TO DO: Work out the number of lines in the listing that include the string "source". Reply with that number alone.
Start of MATERIALS PROVIDED
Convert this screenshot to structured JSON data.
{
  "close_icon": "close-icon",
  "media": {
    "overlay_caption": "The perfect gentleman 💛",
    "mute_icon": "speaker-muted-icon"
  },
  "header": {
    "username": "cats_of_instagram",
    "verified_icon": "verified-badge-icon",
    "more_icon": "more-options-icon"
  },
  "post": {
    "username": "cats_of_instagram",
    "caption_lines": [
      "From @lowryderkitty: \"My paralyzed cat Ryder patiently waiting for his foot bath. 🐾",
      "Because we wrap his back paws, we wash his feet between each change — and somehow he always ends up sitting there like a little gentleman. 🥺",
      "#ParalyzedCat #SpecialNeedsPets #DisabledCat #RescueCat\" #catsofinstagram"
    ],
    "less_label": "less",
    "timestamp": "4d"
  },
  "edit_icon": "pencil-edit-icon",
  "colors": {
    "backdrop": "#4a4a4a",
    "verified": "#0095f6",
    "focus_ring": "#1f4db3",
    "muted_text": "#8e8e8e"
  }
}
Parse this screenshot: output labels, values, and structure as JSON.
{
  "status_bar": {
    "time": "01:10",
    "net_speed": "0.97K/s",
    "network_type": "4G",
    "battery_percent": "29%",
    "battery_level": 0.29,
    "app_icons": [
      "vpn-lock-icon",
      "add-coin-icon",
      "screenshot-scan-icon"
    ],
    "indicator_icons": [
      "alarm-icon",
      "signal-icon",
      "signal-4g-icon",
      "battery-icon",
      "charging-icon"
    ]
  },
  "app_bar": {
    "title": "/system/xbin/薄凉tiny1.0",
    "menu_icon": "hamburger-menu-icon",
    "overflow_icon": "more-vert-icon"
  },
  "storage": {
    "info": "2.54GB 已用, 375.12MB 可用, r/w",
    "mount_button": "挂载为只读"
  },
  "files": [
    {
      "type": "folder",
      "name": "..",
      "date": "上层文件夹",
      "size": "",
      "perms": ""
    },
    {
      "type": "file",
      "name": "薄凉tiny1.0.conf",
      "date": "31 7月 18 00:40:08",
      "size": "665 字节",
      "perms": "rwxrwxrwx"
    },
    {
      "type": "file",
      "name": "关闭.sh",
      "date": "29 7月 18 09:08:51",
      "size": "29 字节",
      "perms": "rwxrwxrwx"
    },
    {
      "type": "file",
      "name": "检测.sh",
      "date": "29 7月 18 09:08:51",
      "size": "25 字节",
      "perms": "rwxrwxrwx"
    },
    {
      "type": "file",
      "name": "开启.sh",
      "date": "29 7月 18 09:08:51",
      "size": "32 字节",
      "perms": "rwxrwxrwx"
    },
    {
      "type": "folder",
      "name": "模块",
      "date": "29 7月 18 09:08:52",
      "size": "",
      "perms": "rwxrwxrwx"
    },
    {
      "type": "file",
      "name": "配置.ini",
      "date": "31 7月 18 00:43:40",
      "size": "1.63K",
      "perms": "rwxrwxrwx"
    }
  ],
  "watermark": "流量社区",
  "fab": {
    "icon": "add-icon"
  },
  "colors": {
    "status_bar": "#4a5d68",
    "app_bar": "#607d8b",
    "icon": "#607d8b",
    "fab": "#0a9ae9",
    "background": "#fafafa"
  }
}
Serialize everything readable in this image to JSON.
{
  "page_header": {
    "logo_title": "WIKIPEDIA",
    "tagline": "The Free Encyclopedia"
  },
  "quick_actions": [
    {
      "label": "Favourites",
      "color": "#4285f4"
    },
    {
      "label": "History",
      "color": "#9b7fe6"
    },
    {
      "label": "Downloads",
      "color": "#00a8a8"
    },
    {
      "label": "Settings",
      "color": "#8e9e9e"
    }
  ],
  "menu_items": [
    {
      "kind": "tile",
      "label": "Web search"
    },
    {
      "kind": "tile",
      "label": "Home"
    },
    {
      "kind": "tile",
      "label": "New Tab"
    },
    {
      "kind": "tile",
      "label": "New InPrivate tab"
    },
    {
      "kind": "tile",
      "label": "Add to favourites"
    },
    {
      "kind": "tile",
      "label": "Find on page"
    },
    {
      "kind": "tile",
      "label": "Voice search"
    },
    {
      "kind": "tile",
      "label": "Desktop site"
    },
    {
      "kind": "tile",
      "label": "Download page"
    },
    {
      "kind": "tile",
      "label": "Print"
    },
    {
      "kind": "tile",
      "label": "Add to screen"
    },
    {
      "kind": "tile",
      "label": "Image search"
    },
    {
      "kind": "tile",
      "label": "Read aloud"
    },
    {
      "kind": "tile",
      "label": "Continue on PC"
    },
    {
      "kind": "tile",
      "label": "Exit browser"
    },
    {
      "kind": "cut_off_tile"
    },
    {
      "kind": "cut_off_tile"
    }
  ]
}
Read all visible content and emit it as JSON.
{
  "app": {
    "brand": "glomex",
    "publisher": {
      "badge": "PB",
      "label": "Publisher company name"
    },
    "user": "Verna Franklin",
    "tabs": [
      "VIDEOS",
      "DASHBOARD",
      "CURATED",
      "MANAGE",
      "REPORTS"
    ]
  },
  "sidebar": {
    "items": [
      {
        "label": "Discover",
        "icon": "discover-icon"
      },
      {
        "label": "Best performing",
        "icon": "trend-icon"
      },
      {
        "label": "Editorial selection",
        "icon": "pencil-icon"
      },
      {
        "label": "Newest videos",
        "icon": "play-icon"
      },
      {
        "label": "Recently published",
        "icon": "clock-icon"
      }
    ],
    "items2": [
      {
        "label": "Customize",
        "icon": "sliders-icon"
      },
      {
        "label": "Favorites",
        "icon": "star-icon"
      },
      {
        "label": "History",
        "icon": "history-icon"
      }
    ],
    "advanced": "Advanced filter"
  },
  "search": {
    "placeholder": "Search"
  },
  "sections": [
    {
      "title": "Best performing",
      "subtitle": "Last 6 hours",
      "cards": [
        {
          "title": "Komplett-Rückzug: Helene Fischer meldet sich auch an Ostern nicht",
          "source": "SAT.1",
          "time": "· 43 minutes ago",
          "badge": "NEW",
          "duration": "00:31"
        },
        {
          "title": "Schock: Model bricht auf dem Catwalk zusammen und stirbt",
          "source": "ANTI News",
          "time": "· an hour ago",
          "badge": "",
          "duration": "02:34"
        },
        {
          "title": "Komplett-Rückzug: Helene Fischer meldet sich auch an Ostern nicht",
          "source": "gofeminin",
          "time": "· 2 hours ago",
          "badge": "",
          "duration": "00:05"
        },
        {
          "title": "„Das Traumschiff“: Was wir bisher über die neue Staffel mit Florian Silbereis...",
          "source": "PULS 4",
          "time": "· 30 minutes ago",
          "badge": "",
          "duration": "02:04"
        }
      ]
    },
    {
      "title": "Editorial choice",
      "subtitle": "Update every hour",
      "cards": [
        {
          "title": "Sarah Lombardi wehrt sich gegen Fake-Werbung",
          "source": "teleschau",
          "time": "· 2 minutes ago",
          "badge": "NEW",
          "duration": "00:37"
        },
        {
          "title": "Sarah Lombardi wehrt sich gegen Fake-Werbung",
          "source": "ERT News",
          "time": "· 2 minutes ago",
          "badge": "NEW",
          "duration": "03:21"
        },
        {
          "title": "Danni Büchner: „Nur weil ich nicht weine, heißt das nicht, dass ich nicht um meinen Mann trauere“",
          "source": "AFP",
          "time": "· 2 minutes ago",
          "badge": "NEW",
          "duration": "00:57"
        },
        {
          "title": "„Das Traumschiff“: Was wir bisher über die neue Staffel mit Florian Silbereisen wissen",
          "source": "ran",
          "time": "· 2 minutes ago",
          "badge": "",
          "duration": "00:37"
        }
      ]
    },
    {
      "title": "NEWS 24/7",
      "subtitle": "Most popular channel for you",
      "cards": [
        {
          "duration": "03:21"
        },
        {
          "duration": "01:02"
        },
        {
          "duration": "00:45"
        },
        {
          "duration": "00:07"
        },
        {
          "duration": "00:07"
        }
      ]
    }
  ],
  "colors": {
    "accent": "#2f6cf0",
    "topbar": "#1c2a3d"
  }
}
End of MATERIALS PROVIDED
RESULT OF THIS TASK: 8